4:00 PM   ME   Oblique Strategies for Authors. Marilyn “Mattie” Brahen, Gavin J. Grant, Glenn Grant (leader), Katherine MacLean, Eric M. Van, Jo Walton. In 1975 Brian Eno and Peter Schmidt published a deck of cards called “Oblique Strategies.” Each card provides a cryptic directive—such as “Use an old idea” or “Honour thy error as a hidden intention”—intended to help an artist deal with a creative block or dilemma. While many of the original strategies are useful for writers of fiction, others (such as “The tape is now the music”) are perhaps only appropriate for musicians and visual artists. Let’s brainstorm a deck of Oblique Strategies specifically designed to provide unexpected creative kicks for authors who are in a jam.
Proposed by Glenn Grant.



Reselling the spider

Fri 6 Jul 2012 - Filed under: Not a Journal. | 1 Comment| Posted by: Gavin

I must be too old. Hmm, deafening silence in response. Anyway, there’s yet another Spiderman movie coming and I swear there was a new one just last week, or was it last year? What? It was more than 3 or 4 years ago? Oh well then, it must be time to remake it . . .

You know what they should remake? The Avengers. That was fun and it came out ages ago now, so why not remake it and then we can enjoy it all over again.



Couple of nice reviews

Tue 3 Jul 2012 - Filed under: Not a Journal. | Leave a Comment| Posted by: Gavin

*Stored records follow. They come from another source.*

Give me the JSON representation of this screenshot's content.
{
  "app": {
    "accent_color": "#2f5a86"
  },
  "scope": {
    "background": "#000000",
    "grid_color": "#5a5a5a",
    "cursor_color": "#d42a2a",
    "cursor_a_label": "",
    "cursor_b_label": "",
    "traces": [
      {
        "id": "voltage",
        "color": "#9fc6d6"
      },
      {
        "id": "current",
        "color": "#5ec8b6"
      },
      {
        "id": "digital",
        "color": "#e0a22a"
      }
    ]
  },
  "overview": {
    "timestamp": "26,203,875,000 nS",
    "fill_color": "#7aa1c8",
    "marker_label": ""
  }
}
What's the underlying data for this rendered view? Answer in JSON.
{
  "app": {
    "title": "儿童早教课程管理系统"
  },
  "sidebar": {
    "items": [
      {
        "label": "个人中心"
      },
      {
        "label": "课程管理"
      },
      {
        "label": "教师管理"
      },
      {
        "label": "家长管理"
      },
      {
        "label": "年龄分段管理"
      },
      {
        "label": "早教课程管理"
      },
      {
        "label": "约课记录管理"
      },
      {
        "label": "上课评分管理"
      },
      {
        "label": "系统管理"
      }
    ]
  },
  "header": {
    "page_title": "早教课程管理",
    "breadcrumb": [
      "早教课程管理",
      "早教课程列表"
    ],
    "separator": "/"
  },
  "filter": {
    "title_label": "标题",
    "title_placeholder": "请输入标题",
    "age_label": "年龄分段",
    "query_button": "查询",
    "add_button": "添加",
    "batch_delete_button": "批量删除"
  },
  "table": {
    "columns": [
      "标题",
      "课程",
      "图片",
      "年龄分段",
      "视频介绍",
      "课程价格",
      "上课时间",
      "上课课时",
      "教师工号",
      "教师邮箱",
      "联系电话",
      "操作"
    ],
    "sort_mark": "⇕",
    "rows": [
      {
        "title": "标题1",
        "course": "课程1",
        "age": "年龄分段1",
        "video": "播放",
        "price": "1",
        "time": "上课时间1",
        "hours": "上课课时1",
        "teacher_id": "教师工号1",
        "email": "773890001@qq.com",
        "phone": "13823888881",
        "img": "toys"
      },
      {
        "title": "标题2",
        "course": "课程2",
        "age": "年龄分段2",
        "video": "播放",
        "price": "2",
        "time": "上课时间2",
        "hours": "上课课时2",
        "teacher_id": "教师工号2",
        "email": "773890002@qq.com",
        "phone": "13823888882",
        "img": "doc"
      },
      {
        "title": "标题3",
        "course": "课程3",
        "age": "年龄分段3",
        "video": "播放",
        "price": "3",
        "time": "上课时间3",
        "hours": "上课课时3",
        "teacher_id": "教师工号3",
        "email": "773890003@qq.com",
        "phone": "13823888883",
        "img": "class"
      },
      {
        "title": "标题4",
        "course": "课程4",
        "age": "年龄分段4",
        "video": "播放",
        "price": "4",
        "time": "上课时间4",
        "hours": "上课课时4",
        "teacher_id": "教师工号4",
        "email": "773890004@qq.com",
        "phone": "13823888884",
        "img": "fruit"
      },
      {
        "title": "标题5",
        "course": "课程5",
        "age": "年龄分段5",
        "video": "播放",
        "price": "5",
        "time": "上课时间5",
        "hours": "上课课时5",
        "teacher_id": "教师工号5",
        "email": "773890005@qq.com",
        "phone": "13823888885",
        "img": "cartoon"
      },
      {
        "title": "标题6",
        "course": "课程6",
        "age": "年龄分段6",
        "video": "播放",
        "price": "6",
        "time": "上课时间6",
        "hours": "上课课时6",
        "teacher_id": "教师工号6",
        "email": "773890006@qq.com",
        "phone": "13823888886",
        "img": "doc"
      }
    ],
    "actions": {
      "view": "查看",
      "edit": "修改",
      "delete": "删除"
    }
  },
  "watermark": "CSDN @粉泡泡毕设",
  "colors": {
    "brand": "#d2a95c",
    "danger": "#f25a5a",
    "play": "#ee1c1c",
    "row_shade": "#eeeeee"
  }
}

Just love to see our books finding readers. There was a very thoughtful (and fully linked) review of After the Apocalypse by L.S. Bassen on SF Signal. This intro paragraph signals (sorry) that it won’t read like the average review:

“Maureen F. McHugh’s collection of stories is an outstanding solo in the zeitgeist fiction chorus including Gods Without Men (Hari Kunzru) and The Truth and All Its Ugly (Kyle Minor) that at long last begins building the bridge between The Two Cultures invoked by C.P. Snow decades ago. In these stories, despite the title, destruction and despair are not the key motif: survival, even transcendence, is.”
SF Signal

And then on Strange Horizons, T.S. Miller looks at Geoff Ryman’s collection Paradise Tales through the lens of the title:

“The stories gathered here from across Ryman’s career narrate paradise and its stories in ways that are far from conventionally utopian. Rather, Ryman’s paradises are not only largely intangible but often built on and out of loss. Reading his quasi-fairytales and other flights of passionate fantasy, we will always be reminded that these paradises, like all paradises, are places that can never be—except in fiction. For Ryman, however, this is an essential exception, as the power of story to heal and repair across time and across cultures becomes a recurrent theme in the collection…. By the end of Paradise Tales, however, the reader will understand that Ryman has already invented such a device: whether it is fantasy, science fiction, or some fiction in-between, the utopian, revelatory tool for Ryman is simply fiction itself.”
Strange Horizons